What is being asked: The full set of lines below has to be written out again exactly.

Element data from apps and pages:
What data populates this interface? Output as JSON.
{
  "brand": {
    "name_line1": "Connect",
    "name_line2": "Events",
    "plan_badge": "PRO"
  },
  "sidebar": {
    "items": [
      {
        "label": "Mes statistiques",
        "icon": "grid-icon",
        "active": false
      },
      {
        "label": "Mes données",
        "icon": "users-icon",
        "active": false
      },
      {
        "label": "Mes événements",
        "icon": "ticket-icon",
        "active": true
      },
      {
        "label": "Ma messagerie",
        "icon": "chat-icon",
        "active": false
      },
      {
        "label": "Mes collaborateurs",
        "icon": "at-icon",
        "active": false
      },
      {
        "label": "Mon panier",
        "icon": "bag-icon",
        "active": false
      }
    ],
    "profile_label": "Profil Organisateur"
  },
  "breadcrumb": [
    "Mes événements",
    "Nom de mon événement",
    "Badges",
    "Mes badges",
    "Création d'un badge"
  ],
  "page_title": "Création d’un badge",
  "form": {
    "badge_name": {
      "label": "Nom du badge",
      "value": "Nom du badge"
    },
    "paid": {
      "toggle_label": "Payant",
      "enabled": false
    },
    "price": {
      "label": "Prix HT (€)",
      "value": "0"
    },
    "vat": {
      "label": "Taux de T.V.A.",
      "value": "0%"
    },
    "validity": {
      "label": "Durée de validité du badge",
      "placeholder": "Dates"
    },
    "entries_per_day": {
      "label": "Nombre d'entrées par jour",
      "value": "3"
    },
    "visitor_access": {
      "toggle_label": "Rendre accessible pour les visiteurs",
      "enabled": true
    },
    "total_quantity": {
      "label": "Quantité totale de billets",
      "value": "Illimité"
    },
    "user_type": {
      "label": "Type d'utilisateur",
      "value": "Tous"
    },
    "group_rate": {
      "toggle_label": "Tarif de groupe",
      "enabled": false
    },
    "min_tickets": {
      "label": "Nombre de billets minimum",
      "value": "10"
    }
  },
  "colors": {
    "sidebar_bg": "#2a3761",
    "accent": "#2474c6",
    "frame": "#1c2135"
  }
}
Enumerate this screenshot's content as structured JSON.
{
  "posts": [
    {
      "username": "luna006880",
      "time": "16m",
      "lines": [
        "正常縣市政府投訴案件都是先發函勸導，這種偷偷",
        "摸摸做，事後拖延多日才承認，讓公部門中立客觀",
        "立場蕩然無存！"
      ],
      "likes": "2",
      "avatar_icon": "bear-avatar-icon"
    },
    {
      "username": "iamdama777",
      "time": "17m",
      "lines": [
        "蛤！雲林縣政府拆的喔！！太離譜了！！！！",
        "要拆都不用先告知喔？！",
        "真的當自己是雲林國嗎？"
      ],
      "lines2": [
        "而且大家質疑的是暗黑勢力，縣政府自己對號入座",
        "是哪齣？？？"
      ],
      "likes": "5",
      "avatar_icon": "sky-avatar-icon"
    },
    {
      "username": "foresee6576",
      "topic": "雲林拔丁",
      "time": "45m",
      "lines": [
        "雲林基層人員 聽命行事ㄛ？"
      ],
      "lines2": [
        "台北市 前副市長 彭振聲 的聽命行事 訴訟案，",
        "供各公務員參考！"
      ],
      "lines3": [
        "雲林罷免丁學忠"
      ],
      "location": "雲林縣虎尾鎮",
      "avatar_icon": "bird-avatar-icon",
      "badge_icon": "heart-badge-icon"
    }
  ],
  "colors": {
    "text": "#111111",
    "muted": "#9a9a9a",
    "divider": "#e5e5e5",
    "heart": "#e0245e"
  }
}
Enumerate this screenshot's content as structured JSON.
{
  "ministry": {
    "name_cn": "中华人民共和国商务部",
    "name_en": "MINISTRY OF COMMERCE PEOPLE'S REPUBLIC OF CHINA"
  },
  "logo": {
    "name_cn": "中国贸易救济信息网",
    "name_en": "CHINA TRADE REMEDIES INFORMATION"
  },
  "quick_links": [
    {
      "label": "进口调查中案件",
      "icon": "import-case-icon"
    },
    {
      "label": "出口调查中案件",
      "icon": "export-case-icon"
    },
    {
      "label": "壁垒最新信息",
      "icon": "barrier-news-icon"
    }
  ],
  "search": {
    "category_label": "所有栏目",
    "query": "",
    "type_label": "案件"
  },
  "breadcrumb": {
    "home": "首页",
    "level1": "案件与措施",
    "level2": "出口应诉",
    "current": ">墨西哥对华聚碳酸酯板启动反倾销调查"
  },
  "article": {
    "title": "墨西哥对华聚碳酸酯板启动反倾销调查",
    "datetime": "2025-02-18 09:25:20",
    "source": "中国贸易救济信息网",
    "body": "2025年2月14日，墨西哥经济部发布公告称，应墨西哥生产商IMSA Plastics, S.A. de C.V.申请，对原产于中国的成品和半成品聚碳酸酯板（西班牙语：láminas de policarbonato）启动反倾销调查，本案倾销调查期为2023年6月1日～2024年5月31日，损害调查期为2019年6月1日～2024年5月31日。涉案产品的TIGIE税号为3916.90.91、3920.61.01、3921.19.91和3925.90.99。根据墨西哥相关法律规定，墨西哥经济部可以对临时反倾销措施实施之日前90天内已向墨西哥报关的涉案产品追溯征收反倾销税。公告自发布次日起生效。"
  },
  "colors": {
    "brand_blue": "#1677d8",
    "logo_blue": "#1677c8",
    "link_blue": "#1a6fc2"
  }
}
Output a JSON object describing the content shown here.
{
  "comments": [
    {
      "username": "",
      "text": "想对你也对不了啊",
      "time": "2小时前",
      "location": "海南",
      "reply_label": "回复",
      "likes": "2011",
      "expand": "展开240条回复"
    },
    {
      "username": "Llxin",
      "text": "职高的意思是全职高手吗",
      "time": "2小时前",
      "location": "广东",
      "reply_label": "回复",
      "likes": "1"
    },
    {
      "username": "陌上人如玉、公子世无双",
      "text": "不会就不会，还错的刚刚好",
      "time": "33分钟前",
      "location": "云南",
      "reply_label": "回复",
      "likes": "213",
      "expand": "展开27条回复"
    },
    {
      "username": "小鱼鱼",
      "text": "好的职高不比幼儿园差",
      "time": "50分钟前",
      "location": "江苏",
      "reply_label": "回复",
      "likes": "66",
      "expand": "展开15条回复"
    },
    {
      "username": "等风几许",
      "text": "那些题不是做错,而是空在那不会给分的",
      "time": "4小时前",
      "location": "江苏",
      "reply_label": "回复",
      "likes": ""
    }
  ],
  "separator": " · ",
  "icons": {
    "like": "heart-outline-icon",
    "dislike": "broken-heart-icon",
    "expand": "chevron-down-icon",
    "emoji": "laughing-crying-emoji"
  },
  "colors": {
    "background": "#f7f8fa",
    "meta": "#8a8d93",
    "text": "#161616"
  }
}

Exercise result:
What data populates this interface? Output as JSON.
{
  "brand": {
    "name_line1": "Connect",
    "name_line2": "Events",
    "plan_badge": "PRO"
  },
  "sidebar": {
    "items": [
      {
        "label": "Mes statistiques",
        "icon": "grid-icon",
        "active": false
      },
      {
        "label": "Mes données",
        "icon": "users-icon",
        "active": false
      },
      {
        "label": "Mes événements",
        "icon": "ticket-icon",
        "active": true
      },
      {
        "label": "Ma messagerie",
        "icon": "chat-icon",
        "active": false
      },
      {
        "label": "Mes collaborateurs",
        "icon": "at-icon",
        "active": false
      },
      {
        "label": "Mon panier",
        "icon": "bag-icon",
        "active": false
      }
    ],
    "profile_label": "Profil Organisateur"
  },
  "breadcrumb": [
    "Mes événements",
    "Nom de mon événement",
    "Badges",
    "Mes badges",
    "Création d'un badge"
  ],
  "page_title": "Création d’un badge",
  "form": {
    "badge_name": {
      "label": "Nom du badge",
      "value": "Nom du badge"
    },
    "paid": {
      "toggle_label": "Payant",
      "enabled": false
    },
    "price": {
      "label": "Prix HT (€)",
      "value": "0"
    },
    "vat": {
      "label": "Taux de T.V.A.",
      "value": "0%"
    },
    "validity": {
      "label": "Durée de validité du badge",
      "placeholder": "Dates"
    },
    "entries_per_day": {
      "label": "Nombre d'entrées par jour",
      "value": "3"
    },
    "visitor_access": {
      "toggle_label": "Rendre accessible pour les visiteurs",
      "enabled": true
    },
    "total_quantity": {
      "label": "Quantité totale de billets",
      "value": "Illimité"
    },
    "user_type": {
      "label": "Type d'utilisateur",
      "value": "Tous"
    },
    "group_rate": {
      "toggle_label": "Tarif de groupe",
      "enabled": false
    },
    "min_tickets": {
      "label": "Nombre de billets minimum",
      "value": "10"
    }
  },
  "colors": {
    "sidebar_bg": "#2a3761",
    "accent": "#2474c6",
    "frame": "#1c2135"
  }
}
Enumerate this screenshot's content as structured JSON.
{
  "posts": [
    {
      "username": "luna006880",
      "time": "16m",
      "lines": [
        "正常縣市政府投訴案件都是先發函勸導，這種偷偷",
        "摸摸做，事後拖延多日才承認，讓公部門中立客觀",
        "立場蕩然無存！"
      ],
      "likes": "2",
      "avatar_icon": "bear-avatar-icon"
    },
    {
      "username": "iamdama777",
      "time": "17m",
      "lines": [
        "蛤！雲林縣政府拆的喔！！太離譜了！！！！",
        "要拆都不用先告知喔？！",
        "真的當自己是雲林國嗎？"
      ],
      "lines2": [
        "而且大家質疑的是暗黑勢力，縣政府自己對號入座",
        "是哪齣？？？"
      ],
      "likes": "5",
      "avatar_icon": "sky-avatar-icon"
    },
    {
      "username": "foresee6576",
      "topic": "雲林拔丁",
      "time": "45m",
      "lines": [
        "雲林基層人員 聽命行事ㄛ？"
      ],
      "lines2": [
        "台北市 前副市長 彭振聲 的聽命行事 訴訟案，",
        "供各公務員參考！"
      ],
      "lines3": [
        "雲林罷免丁學忠"
      ],
      "location": "雲林縣虎尾鎮",
      "avatar_icon": "bird-avatar-icon",
      "badge_icon": "heart-badge-icon"
    }
  ],
  "colors": {
    "text": "#111111",
    "muted": "#9a9a9a",
    "divider": "#e5e5e5",
    "heart": "#e0245e"
  }
}
Enumerate this screenshot's content as structured JSON.
{
  "ministry": {
    "name_cn": "中华人民共和国商务部",
    "name_en": "MINISTRY OF COMMERCE PEOPLE'S REPUBLIC OF CHINA"
  },
  "logo": {
    "name_cn": "中国贸易救济信息网",
    "name_en": "CHINA TRADE REMEDIES INFORMATION"
  },
  "quick_links": [
    {
      "label": "进口调查中案件",
      "icon": "import-case-icon"
    },
    {
      "label": "出口调查中案件",
      "icon": "export-case-icon"
    },
    {
      "label": "壁垒最新信息",
      "icon": "barrier-news-icon"
    }
  ],
  "search": {
    "category_label": "所有栏目",
    "query": "",
    "type_label": "案件"
  },
  "breadcrumb": {
    "home": "首页",
    "level1": "案件与措施",
    "level2": "出口应诉",
    "current": ">墨西哥对华聚碳酸酯板启动反倾销调查"
  },
  "article": {
    "title": "墨西哥对华聚碳酸酯板启动反倾销调查",
    "datetime": "2025-02-18 09:25:20",
    "source": "中国贸易救济信息网",
    "body": "2025年2月14日，墨西哥经济部发布公告称，应墨西哥生产商IMSA Plastics, S.A. de C.V.申请，对原产于中国的成品和半成品聚碳酸酯板（西班牙语：láminas de policarbonato）启动反倾销调查，本案倾销调查期为2023年6月1日～2024年5月31日，损害调查期为2019年6月1日～2024年5月31日。涉案产品的TIGIE税号为3916.90.91、3920.61.01、3921.19.91和3925.90.99。根据墨西哥相关法律规定，墨西哥经济部可以对临时反倾销措施实施之日前90天内已向墨西哥报关的涉案产品追溯征收反倾销税。公告自发布次日起生效。"
  },
  "colors": {
    "brand_blue": "#1677d8",
    "logo_blue": "#1677c8",
    "link_blue": "#1a6fc2"
  }
}
Output a JSON object describing the content shown here.
{
  "comments": [
    {
      "username": "",
      "text": "想对你也对不了啊",
      "time": "2小时前",
      "location": "海南",
      "reply_label": "回复",
      "likes": "2011",
      "expand": "展开240条回复"
    },
    {
      "username": "Llxin",
      "text": "职高的意思是全职高手吗",
      "time": "2小时前",
      "location": "广东",
      "reply_label": "回复",
      "likes": "1"
    },
    {
      "username": "陌上人如玉、公子世无双",
      "text": "不会就不会，还错的刚刚好",
      "time": "33分钟前",
      "location": "云南",
      "reply_label": "回复",
      "likes": "213",
      "expand": "展开27条回复"
    },
    {
      "username": "小鱼鱼",
      "text": "好的职高不比幼儿园差",
      "time": "50分钟前",
      "location": "江苏",
      "reply_label": "回复",
      "likes": "66",
      "expand": "展开15条回复"
    },
    {
      "username": "等风几许",
      "text": "那些题不是做错,而是空在那不会给分的",
      "time": "4小时前",
      "location": "江苏",
      "reply_label": "回复",
      "likes": ""
    }
  ],
  "separator": " · ",
  "icons": {
    "like": "heart-outline-icon",
    "dislike": "broken-heart-icon",
    "expand": "chevron-down-icon",
    "emoji": "laughing-crying-emoji"
  },
  "colors": {
    "background": "#f7f8fa",
    "meta": "#8a8d93",
    "text": "#161616"
  }
}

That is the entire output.